Humans may be getting worse at ‘thinking things through’ due to social media, warns top scientist

Humans may be getting worse at ‘thinking things through’ due to bite-sized social media posts and videos ‘shortening our attention span’, warns scientist

  • Scientist and Radio 4 host Jim Al-Khalili said ‘we are arguably getting dumber’
  • The web and social media shorten our attention spans and squash brain capacity
  • He told The Mail: ‘We are not prepared to spend time thinking things through’
  • In order to think properly again we must ‘recapture shades of grey and nuance’ 

Humans may be may be getting worse at thinking because of the internet and social media, a scientist has warned.

With so much information ‘coming at us all the time’, we can increasingly cope only with bite-sized chunks of knowledge such as short tweets or two-minute videos, said Professor Jim Al-Khalili.

The academic and science presenter, who hosts The Life Scientific on BBC Radio 4, told the Edinburgh Science Festival that despite our ‘vastly increased scientific knowledge… the human brain hasn’t got bigger or more efficient or better than it was thousands of years ago’.

The leading scientist said: ‘One could argue we are getting dumber’ thanks to new technology

He said: ‘Because we are making use of technology these days, one could argue we are getting dumber. 

‘Our attention span is shorter, we are not prepared to spend the time to think things through carefully or discuss and debate ideas.’

He said there had been a drift towards over-simplifying issues down to a meme – a photo with a funny label – or a tweet.

He added: ‘Many are reluctant to admit sometimes things are more complicated.’

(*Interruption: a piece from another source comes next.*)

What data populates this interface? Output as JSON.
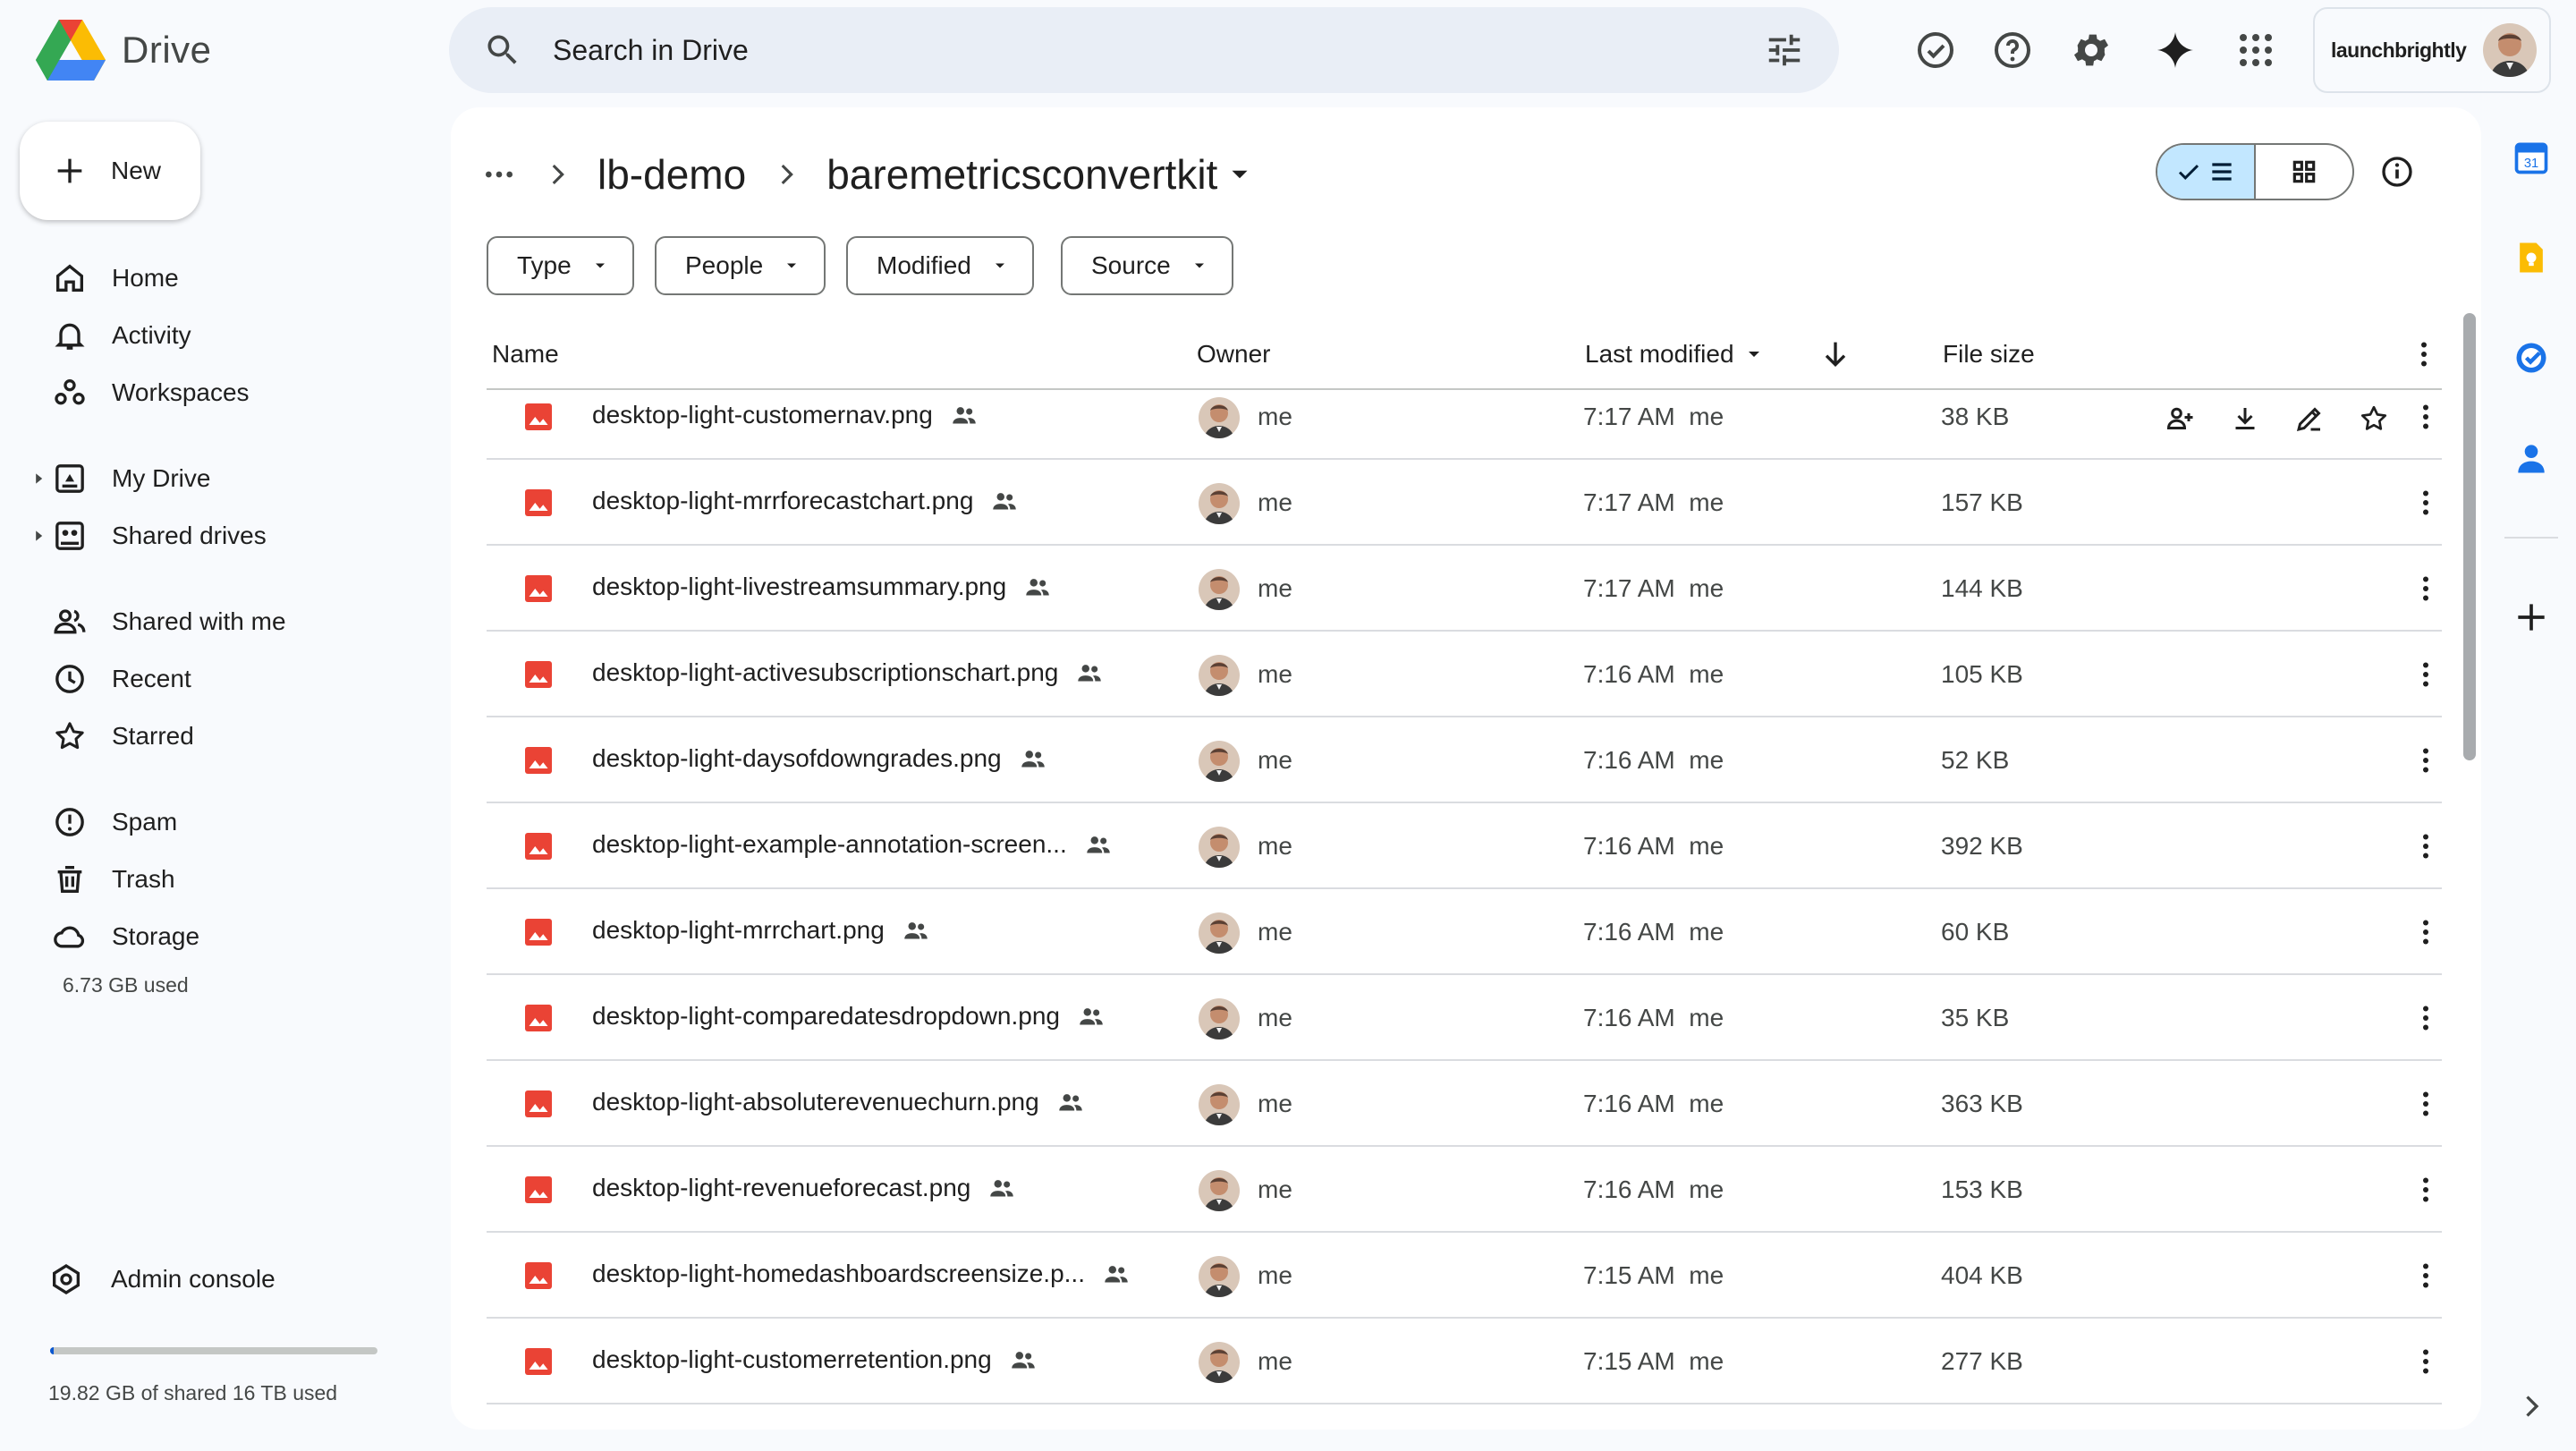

Speaking to the Daily Mail, he said: ‘When I say people may be getting dumber, I don’t mean less clever but rather perhaps less willing to focus or think things through.’

With technology delivering so much information via social media and YouTube videos, for example, the ‘brain cannot cope’.

‘So we get our information chopped up into little bite-sized morsels, work out what we believe or don’t believe in a flash, then move on to something else because we don’t have the time to focus,’ he said.

‘There is an argument this has led people to become increasingly polarised, leading to phenomena like the so-called culture wars.’

He told the science festival ‘we need to recapture the shades of grey and nuance’.